Back at Boilers the talk was about the waves and how perfect they looked, no matter that none of us had really scored yet. We were just stoked to have a front row seat at such a place. The waves were small and well formed, carrying themselves in magnificent shape right up to the water’s edge. Every 20 minutes a big set came in, twice the size of the others and everyone scrambled to get into position. A perfect expression of man existing in concert with nature, we moved in and with the sea—feeling our bodies as extensions of the water. Still, my first ride was disappointing. I paddled and caught it efficiently, but panicked when I saw how close the rocks were, pulling out before the lip of the wave feathered and broke. Turning around quickly, I saw the biggest wave of the day approaching, looming like an evil cloud on the horizon.
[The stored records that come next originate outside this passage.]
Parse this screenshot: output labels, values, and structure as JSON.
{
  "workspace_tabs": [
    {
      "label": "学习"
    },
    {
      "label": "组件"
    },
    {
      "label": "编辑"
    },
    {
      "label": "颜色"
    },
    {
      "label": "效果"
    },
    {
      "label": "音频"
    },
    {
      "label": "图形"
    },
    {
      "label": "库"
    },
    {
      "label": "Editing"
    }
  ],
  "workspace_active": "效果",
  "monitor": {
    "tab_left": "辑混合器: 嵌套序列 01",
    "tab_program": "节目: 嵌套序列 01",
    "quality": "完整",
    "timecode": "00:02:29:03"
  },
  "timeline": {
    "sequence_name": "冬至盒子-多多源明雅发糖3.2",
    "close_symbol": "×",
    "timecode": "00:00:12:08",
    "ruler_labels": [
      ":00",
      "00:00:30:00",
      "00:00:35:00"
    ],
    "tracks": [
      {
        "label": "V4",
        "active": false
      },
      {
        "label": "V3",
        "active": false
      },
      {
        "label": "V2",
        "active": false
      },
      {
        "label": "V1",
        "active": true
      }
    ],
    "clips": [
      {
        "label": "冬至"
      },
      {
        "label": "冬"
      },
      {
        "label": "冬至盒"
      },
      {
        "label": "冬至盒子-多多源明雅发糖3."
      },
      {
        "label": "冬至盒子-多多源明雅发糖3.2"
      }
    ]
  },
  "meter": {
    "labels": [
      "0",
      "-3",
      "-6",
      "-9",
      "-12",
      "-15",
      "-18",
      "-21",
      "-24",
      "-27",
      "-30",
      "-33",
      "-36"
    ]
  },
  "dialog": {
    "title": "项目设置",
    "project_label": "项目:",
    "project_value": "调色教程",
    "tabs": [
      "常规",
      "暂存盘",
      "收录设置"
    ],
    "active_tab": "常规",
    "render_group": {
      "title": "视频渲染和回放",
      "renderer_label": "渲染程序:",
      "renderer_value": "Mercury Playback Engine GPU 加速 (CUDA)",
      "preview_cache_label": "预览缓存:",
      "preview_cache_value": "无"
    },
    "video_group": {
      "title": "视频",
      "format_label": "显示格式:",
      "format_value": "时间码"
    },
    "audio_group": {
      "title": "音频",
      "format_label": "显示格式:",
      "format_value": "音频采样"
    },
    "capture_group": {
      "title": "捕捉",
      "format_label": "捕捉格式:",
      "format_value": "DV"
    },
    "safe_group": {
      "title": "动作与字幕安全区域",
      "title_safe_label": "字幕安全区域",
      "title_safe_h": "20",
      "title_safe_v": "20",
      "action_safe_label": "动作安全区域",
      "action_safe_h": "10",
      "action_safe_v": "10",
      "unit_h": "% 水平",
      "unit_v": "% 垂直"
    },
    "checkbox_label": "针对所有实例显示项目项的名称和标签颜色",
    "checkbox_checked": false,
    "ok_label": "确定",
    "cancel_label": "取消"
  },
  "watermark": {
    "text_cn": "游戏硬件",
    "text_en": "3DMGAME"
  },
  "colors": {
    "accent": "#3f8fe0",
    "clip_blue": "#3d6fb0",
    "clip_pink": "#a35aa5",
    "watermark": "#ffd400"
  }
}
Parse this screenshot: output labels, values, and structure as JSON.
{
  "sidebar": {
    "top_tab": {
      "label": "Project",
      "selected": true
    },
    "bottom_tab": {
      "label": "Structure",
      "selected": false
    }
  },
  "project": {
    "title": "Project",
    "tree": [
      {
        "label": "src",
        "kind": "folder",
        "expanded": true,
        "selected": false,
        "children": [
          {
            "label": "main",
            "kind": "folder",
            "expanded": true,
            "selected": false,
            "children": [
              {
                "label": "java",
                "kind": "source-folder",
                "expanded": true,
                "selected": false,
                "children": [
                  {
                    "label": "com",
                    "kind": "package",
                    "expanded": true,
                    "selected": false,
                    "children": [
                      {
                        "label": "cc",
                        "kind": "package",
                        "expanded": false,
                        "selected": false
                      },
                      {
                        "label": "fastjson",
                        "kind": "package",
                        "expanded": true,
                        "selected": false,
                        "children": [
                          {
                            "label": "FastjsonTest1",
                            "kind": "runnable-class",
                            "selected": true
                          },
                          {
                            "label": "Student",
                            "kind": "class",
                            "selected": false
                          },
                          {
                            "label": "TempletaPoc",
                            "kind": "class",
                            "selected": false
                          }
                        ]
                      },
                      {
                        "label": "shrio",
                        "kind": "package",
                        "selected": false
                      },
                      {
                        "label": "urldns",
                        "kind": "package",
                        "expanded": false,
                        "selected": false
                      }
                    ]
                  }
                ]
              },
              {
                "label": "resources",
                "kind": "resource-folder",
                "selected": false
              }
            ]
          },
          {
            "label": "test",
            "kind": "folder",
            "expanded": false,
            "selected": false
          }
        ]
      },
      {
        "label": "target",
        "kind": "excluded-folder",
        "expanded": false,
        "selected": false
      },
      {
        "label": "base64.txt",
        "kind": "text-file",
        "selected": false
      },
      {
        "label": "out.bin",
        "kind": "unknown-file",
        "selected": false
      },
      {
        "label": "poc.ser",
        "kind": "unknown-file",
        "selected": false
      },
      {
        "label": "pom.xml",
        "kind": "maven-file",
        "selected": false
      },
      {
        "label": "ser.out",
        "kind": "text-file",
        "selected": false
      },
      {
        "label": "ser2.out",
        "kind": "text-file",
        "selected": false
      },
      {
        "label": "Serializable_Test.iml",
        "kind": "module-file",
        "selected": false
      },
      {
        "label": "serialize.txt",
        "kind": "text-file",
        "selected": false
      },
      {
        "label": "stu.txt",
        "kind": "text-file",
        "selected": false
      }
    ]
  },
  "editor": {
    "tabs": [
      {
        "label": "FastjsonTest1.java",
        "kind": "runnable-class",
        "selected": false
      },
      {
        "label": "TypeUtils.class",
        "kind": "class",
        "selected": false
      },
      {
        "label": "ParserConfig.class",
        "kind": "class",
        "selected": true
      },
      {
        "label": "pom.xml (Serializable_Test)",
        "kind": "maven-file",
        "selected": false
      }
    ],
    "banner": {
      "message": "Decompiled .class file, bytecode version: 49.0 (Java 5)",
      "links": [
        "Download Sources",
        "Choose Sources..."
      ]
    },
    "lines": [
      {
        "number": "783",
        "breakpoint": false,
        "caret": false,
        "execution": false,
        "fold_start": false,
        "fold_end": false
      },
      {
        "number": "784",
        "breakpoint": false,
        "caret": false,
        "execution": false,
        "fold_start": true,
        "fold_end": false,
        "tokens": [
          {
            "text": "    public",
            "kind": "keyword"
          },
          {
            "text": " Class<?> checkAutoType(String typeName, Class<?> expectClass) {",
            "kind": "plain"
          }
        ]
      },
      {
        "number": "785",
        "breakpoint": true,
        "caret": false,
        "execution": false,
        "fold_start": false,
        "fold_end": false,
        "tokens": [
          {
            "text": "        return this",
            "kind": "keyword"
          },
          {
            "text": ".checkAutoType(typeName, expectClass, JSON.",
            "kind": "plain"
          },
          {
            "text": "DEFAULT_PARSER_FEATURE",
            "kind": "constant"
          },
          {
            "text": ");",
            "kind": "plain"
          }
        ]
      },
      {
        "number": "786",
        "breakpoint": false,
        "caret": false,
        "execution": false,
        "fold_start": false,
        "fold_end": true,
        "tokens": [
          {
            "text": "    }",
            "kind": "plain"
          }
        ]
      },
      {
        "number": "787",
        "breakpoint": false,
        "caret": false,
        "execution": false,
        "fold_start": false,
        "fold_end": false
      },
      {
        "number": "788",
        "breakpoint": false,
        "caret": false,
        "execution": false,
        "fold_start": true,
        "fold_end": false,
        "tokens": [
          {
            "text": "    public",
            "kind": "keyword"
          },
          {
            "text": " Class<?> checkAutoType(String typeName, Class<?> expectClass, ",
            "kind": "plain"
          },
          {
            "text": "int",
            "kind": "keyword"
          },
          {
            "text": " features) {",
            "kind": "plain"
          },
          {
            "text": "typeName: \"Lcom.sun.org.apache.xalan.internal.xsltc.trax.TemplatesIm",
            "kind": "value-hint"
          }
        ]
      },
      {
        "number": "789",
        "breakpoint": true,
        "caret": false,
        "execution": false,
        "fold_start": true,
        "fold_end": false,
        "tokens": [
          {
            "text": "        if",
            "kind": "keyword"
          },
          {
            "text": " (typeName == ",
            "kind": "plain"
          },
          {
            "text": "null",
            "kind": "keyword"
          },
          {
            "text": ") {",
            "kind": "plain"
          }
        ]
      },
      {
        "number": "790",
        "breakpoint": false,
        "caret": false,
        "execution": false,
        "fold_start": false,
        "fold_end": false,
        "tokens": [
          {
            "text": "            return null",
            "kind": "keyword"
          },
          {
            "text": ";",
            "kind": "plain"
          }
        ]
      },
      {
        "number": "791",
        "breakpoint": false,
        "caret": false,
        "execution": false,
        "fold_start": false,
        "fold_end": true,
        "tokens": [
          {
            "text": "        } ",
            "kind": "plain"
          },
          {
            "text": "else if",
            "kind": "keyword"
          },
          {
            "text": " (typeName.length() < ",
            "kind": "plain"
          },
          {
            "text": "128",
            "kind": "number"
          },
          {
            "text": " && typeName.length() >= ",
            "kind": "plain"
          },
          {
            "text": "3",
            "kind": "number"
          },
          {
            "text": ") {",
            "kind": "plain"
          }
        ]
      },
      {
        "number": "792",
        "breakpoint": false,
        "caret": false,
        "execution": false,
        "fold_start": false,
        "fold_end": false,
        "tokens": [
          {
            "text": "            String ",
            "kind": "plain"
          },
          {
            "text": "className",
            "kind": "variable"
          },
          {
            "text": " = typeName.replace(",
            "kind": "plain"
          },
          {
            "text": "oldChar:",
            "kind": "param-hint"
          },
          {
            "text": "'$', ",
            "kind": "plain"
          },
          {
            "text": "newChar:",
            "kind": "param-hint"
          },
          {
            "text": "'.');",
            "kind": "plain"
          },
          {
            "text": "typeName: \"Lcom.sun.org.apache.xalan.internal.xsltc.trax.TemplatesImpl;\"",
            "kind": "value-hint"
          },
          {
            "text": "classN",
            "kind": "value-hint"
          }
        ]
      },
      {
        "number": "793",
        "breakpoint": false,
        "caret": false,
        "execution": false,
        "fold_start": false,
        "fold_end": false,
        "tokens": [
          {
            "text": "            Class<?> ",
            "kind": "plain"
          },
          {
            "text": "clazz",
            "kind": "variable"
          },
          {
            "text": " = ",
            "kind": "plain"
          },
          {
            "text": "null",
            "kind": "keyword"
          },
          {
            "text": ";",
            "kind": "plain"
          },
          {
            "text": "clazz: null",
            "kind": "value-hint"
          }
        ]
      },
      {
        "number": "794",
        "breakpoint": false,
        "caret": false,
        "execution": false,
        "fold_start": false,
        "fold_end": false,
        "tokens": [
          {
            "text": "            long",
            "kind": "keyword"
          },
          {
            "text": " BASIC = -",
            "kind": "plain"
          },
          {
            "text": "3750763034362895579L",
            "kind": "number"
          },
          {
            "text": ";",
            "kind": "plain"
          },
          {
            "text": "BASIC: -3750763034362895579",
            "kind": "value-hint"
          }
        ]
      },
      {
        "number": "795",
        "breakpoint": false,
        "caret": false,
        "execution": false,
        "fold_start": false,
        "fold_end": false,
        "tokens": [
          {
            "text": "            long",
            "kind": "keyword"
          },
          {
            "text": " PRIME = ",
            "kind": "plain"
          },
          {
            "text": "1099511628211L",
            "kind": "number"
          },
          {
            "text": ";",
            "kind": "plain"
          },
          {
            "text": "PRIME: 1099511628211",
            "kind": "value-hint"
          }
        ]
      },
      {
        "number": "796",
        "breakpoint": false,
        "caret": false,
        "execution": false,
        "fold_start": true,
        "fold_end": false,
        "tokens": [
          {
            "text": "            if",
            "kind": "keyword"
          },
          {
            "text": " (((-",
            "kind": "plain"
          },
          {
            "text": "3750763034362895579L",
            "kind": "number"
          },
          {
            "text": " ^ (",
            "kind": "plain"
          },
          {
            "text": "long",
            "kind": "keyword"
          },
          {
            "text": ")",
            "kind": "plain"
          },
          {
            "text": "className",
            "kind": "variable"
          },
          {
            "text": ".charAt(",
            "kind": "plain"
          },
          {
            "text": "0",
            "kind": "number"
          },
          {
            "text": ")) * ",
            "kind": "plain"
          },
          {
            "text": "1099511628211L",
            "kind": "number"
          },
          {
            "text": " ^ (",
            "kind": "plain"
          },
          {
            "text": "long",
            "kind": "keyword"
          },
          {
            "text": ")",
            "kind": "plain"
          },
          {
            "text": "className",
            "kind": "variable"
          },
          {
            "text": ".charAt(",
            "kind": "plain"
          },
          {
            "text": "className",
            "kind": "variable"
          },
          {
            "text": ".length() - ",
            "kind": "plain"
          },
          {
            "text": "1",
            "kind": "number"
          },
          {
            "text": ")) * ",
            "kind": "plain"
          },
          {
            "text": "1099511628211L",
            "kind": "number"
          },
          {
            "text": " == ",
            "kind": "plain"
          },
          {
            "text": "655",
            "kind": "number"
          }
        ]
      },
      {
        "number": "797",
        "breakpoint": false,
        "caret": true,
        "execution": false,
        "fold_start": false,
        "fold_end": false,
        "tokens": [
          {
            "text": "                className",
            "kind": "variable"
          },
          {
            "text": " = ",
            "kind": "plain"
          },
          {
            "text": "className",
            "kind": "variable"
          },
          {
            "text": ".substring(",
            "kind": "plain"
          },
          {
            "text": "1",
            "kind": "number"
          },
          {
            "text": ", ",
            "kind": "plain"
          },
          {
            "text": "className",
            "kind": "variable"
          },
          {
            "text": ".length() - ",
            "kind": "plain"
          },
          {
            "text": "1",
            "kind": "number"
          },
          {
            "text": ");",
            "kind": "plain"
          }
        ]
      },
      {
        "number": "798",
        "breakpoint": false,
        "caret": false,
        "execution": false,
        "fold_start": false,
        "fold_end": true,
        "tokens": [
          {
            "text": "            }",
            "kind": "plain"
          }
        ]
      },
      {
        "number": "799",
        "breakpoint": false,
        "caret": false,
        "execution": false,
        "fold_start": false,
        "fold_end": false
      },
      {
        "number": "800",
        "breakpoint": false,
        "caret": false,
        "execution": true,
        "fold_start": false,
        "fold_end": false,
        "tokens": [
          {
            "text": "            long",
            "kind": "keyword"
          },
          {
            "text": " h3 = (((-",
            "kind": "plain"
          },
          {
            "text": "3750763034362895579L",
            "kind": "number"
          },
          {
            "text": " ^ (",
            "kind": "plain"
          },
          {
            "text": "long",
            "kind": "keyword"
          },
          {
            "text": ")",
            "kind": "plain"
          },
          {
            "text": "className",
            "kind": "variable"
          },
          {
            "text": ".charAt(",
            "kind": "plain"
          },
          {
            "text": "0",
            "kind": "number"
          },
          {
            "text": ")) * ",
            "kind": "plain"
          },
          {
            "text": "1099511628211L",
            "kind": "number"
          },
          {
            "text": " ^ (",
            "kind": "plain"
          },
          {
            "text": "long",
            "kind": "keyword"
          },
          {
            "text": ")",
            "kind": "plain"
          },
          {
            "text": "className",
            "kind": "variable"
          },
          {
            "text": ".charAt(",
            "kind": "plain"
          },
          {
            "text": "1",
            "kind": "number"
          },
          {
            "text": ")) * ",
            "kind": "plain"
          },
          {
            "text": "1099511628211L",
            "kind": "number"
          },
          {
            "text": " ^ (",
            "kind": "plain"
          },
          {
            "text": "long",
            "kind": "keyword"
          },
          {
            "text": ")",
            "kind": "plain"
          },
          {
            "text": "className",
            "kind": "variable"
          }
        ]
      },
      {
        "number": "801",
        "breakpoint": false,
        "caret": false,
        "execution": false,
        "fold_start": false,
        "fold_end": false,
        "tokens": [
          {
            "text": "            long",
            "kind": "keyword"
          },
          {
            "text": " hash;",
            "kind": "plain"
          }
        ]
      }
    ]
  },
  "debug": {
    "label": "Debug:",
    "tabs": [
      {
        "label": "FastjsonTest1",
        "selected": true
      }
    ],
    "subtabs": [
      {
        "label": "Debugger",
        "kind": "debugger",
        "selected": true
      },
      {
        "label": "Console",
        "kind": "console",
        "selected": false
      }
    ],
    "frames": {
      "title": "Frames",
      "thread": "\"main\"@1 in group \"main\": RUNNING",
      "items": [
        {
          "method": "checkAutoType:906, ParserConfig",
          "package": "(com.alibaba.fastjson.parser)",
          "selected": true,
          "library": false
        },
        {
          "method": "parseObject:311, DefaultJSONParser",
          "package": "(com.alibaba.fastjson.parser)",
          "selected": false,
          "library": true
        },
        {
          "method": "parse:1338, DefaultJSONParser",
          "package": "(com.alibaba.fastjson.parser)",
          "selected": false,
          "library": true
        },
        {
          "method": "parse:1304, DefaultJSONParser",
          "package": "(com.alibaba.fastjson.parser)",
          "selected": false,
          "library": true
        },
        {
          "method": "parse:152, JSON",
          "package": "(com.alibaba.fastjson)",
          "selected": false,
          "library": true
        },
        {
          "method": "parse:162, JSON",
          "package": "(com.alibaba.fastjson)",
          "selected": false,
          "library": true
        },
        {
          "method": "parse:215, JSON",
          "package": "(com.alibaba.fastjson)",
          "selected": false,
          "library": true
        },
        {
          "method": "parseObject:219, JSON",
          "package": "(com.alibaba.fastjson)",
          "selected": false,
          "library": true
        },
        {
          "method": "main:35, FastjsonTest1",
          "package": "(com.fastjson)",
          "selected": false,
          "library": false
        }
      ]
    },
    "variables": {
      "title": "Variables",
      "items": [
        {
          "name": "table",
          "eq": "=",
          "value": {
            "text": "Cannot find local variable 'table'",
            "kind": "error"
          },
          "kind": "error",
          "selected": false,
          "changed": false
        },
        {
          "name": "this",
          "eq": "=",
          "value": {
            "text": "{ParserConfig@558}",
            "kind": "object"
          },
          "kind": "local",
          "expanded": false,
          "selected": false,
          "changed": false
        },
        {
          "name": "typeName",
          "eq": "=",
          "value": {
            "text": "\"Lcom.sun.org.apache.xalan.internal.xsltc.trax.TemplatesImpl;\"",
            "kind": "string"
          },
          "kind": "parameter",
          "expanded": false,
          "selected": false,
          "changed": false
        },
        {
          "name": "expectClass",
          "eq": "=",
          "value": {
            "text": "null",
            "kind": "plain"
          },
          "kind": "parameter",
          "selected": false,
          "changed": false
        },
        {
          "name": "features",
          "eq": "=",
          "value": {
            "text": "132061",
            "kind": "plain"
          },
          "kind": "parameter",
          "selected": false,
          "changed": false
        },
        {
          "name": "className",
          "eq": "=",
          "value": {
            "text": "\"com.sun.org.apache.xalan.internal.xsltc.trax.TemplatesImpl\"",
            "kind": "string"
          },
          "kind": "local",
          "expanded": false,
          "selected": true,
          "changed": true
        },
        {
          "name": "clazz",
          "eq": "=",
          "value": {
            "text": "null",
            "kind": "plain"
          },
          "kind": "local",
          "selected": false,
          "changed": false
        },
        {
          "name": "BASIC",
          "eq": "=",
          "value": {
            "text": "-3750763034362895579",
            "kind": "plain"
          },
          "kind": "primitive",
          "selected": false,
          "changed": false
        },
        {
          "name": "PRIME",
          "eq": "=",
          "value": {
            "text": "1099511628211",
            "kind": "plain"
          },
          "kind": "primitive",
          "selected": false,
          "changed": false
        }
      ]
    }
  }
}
Ahead of me, Simone urged me on. "Go, go! It’s for you!"
Excited, I tried to convince my arms to work faster but the lactic acid in my triceps argued against the idea. I was practically dead in the water. At the last possible moment, Simone pivoted, stoked his arms twice and caught the wave. Cascading down the face, he was beautiful, perfect, untouchable, aspiring not just towards grace but a kind of mastery. Sometimes, on the very best days a guy can get all the waves he wants and he leaves the water defeated by the ocean and exalted by it. On every other day, he hopes for the best day and if he is humble and generous and keeps his heart and his eyes open, he can take his pleasure from the vastness of the ocean and the feeling he gets from seeing himself and his friends on it. Today was the second kind of day.
Later, on the shore, I asked Simone about the waves and if they were any good.
"La, la. Schweya-schweya."Meh, so-so. "It is going to get better here. Much better. Insh-allah."